As Vin Packer, she is credited with launching the lesbian pulp fiction genre with 1952’s Spring Fire. In what (I think) was her last Vin Packer novel, Scott Free, she wrote about a transgendered detective.
As Kerr, she’s written a memoir and a book on writing, both aimed at teen audiences. She’s won many, many awards over the years and has been incredibly prolific in her career, and ahead of her time. She is one of the foremothers of YA lit, highly influential on me and many writers I know of my generation. I hope this post inspires you to check out Deliver Us from Evie and all of Kerr’s work, as well as that of Marijane Meaker in her many guises. There’s a nice (but not totally complete) bibliography of her works under her various names at Wikipedia.

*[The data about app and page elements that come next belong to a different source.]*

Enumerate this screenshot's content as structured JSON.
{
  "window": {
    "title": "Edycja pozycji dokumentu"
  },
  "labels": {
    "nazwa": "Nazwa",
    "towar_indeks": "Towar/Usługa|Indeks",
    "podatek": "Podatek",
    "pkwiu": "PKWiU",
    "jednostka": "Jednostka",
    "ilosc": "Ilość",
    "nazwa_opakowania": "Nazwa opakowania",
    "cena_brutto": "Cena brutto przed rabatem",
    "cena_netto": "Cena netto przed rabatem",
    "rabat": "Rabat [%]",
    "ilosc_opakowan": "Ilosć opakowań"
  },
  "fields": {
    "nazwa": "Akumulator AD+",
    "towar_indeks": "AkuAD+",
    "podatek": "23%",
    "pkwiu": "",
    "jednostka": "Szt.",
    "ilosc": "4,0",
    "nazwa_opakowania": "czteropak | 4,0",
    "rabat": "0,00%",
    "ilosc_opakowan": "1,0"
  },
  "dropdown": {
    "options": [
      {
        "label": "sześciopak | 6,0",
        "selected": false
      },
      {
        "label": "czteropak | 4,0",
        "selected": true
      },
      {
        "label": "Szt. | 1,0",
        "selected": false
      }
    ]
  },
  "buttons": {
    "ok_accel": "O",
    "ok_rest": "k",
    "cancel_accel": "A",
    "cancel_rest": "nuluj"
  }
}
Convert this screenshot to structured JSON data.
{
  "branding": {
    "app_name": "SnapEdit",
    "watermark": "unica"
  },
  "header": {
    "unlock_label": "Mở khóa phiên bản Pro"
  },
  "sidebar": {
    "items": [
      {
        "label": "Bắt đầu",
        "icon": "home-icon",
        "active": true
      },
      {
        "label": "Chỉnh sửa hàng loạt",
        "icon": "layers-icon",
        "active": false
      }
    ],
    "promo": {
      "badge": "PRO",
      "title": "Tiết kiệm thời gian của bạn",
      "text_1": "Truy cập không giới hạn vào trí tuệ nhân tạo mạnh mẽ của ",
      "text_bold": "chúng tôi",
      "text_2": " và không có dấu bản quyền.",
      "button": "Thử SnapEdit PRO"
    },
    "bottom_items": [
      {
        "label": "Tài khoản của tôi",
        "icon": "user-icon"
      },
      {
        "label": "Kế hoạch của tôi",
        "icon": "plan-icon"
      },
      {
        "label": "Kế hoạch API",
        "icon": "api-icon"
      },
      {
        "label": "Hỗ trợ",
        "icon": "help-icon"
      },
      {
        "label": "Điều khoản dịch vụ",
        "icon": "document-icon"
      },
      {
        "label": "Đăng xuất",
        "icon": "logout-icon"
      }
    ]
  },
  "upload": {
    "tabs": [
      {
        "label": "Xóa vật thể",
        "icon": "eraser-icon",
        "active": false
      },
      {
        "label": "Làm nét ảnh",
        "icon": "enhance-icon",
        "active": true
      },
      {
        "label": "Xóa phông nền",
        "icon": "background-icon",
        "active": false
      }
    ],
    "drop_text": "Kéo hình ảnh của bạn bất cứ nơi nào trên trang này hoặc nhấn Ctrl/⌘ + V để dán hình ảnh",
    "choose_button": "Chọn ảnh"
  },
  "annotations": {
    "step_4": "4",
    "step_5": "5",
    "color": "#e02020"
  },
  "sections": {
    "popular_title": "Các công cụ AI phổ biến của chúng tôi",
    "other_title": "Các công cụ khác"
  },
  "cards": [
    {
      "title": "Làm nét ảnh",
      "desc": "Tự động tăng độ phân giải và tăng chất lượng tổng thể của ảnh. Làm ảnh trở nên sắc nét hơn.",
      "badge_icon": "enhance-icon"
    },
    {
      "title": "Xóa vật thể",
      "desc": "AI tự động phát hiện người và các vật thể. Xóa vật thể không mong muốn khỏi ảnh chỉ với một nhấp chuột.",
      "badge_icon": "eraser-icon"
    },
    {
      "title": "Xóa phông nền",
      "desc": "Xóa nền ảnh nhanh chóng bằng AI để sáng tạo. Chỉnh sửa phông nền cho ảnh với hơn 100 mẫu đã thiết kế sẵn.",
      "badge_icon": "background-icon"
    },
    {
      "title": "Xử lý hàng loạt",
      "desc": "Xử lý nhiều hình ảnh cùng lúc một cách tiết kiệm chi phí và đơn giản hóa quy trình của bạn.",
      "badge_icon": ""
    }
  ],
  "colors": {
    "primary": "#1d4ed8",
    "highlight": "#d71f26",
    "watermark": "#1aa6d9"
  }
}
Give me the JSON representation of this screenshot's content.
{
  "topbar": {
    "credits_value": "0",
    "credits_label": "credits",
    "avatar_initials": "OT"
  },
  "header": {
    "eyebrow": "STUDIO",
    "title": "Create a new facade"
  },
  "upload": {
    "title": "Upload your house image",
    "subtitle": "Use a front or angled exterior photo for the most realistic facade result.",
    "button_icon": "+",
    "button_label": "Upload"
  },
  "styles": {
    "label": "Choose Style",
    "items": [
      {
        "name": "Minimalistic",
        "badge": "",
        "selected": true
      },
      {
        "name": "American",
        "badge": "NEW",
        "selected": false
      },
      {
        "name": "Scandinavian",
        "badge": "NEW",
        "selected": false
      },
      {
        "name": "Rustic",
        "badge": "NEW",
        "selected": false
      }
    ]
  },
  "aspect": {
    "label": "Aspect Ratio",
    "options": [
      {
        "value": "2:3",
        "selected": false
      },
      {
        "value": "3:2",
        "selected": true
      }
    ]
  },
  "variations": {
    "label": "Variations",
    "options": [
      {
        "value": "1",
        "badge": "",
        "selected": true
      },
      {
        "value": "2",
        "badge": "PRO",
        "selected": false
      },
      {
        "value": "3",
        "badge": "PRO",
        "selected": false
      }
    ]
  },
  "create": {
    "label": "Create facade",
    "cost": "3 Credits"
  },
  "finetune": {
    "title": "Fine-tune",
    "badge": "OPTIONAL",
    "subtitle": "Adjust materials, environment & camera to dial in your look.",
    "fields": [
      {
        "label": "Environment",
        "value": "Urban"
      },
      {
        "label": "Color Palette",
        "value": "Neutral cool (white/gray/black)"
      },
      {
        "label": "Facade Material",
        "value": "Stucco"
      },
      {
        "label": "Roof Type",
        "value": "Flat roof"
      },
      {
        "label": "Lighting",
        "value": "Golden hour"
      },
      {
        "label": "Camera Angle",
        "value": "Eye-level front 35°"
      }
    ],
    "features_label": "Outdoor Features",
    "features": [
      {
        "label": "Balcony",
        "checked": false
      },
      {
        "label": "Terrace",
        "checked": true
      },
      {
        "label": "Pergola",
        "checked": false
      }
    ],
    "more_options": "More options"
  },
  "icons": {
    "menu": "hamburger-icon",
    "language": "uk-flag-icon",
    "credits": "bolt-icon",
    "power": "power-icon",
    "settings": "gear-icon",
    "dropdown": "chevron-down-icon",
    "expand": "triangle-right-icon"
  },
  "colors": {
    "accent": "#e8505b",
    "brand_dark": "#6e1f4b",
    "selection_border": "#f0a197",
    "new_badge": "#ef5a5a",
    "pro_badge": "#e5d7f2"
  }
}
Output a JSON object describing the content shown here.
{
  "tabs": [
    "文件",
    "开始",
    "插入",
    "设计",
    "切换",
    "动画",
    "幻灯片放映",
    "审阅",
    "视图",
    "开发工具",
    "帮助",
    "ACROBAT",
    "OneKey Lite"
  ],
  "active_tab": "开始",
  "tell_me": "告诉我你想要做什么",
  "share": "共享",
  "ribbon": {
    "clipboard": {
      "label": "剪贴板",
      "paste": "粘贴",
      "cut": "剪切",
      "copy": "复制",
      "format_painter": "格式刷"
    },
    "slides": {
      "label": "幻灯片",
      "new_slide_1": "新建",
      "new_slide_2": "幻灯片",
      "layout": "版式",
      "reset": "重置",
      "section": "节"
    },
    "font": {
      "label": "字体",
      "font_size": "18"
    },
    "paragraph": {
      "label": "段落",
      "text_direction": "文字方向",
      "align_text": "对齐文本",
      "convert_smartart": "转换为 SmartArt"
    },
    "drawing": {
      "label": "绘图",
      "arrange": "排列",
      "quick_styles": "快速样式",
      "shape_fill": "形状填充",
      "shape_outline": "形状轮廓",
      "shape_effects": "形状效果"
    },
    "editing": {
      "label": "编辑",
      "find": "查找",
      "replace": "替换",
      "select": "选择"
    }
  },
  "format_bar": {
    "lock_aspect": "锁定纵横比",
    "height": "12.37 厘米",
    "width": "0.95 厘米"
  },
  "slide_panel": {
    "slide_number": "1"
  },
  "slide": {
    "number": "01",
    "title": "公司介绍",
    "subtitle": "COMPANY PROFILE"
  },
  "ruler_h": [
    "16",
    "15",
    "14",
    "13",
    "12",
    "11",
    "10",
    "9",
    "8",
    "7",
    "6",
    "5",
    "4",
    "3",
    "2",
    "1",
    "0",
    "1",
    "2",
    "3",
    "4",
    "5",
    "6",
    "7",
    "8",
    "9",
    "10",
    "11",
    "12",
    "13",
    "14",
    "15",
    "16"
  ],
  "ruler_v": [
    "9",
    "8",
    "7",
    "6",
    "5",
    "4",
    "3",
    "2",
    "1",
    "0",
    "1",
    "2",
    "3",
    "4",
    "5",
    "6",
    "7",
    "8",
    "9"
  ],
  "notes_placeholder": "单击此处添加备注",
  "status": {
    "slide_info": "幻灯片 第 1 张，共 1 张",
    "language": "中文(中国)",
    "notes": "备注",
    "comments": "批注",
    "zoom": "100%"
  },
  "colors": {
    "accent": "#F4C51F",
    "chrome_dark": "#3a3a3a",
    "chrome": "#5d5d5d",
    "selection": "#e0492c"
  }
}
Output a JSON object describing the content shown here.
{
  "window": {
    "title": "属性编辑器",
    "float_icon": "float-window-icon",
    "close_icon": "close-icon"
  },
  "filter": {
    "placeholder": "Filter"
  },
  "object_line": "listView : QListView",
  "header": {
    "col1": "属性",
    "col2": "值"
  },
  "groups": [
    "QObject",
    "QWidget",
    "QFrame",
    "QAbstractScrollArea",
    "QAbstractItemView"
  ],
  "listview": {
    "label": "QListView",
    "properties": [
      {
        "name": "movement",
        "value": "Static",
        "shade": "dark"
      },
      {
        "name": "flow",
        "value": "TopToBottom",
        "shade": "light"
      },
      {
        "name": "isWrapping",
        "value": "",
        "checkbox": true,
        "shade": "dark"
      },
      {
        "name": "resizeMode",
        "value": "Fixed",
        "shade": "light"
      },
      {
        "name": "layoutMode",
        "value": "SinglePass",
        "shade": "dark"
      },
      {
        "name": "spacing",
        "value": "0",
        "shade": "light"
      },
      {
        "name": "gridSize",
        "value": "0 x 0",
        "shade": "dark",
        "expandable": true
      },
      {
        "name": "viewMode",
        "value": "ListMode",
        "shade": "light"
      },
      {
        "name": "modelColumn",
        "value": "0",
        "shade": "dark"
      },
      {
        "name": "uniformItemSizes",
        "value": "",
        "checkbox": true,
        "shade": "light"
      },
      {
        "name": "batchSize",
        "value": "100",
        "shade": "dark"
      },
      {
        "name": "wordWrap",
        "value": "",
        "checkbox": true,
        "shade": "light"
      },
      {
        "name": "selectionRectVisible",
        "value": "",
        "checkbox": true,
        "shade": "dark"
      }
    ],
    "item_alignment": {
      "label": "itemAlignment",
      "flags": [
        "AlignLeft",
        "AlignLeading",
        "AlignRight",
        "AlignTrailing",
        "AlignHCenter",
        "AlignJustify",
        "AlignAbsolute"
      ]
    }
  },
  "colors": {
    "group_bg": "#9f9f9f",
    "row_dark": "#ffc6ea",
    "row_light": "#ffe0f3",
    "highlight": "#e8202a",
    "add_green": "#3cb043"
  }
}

Sara Zarr is the acclaimed author of five novels for young adults, most recently The Lucy Variations, which the New York Times called “an elegant novel.” Her sixth, a collaborative novel with Tara Altebrando, came out December 2013. She’s a National Book Award finalist and two-time Utah Book Award winner. Her books have been variously named to annual best books lists of the American Library Association, Kirkus, Publisher’s Weekly, School Library Journal, the Guardian, the International Reading Association, the New York Public Library and Los Angeles Public Library, and have been translated into many languages. In 2010, she served as a judge for the National Book Award. She has written essays and creative nonfiction for Image, Hunger Mountain online, and Response as well as for several anthologies, and has been a regular contributor to Image‘s daily Good Letters blog on faith, life, and culture. As of summer 2013, she’s a member of the faculty of Lesley University’s Low-Residency Master of Fine Arts in Creative Writing program. Sara also hosts the This Creative Life podcast. In fall 2014, she received a MacDowell Colony Fellowship. Born in Cleveland and raised in San Francisco, she currently lives in Salt Lake City, Utah, with her husband, and online at www.sarazarr.com.